If Thunberg can do it, so can we.
And the thing is, there are numerous young activists that have already answered respective calls to action. Sophie Cruz, at only five years old, handed a letter to the Pope, voicing her fears of ICE, due to the immigration status of her parents. Sophie since then has spoken out in favor of immigration reform, meeting with Obama and speaking in front of audiences including the Supreme Court and those gathered at the Women’s March on Washington. She is now eight.
If they can, so can I.
I challenge myself to be more courageous. Courage means various things to different people. It could be introducing ourselves to someone new, trying something that scares us or simply giving ourselves a break. Courage is a little different to all of us – but the common thread is that courage can catalyze change in whatever form it may take.
As we go into the year, I want to not only stand up, but stand out for things I believe in. I am going to push myself to not just say, but actually do something about how I feel. Whether it be joining a new organization, participating in events for my current commitments or seeking out groups championing things I believe in, I want to dedicate my energies without fear or apprehension of being the first to stand out or stand alone.
Do you think the first person to decide to speak up against something was scared? Do you think Thunberg experienced some form of hesitation or doubt regarding her push for strikes and school walkouts? Without knowing personally, I would make an educated guess, that yes, they probably were. And that is what makes us human.
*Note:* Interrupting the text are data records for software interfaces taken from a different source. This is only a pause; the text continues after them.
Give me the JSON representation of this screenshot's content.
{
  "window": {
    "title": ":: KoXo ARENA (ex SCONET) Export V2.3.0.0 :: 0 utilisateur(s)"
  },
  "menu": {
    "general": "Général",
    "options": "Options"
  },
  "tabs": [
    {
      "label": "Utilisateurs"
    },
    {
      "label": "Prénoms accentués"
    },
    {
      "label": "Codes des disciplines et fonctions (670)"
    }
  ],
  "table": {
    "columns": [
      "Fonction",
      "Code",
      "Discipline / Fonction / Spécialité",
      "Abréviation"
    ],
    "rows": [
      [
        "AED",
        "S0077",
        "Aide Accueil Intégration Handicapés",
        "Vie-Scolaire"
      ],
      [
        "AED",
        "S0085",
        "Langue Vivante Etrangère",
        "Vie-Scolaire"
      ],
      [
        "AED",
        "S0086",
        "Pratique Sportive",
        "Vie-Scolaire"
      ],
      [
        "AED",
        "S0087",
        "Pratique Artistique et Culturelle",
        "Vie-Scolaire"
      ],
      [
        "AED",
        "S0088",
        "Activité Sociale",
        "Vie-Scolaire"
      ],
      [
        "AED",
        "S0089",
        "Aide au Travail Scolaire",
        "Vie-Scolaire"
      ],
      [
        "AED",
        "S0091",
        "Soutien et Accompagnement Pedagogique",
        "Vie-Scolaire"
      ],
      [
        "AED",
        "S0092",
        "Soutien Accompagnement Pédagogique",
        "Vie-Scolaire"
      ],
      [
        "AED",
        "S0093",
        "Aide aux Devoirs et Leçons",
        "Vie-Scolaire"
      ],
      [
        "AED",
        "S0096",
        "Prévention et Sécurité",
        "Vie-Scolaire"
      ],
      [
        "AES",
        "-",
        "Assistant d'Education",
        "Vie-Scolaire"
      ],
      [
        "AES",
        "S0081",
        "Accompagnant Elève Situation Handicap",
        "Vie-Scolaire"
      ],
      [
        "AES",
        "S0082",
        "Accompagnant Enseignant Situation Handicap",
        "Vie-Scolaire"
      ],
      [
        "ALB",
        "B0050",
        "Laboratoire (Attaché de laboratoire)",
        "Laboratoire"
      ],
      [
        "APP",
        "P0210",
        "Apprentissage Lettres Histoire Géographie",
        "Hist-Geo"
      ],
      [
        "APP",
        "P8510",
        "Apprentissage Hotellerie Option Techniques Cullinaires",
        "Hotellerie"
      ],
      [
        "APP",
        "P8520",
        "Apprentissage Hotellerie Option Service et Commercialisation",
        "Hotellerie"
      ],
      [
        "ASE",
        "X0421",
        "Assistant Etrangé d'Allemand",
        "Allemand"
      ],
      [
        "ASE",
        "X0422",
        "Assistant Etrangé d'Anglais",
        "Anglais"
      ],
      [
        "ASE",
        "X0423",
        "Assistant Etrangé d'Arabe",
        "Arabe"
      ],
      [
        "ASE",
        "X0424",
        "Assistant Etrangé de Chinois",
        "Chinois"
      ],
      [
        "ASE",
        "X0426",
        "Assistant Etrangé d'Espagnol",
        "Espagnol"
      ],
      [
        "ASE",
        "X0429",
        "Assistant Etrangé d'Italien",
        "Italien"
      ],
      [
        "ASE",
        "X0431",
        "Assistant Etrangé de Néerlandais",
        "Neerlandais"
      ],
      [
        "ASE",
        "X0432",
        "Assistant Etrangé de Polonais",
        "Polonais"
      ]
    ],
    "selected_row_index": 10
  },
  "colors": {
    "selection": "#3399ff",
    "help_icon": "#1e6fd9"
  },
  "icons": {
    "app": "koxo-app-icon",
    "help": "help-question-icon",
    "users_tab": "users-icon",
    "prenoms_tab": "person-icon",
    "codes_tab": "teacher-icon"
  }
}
But those who have championed movements — whether local or global — are also human. They have most likely been filled with the same reservations that we all face daily.
We can all take a page out of the books of those like Thunberg, the person who raises their hand in the large lecture or the one who starts an organization on campus because it stands for something they believe in. I will try to be. And maybe, with time, my actions will drown out the voices we are all so accustomed to hearing – the doubt that just because we are one person we cannot make a difference.
Samantha Szuhaj can be reached at email@example.com.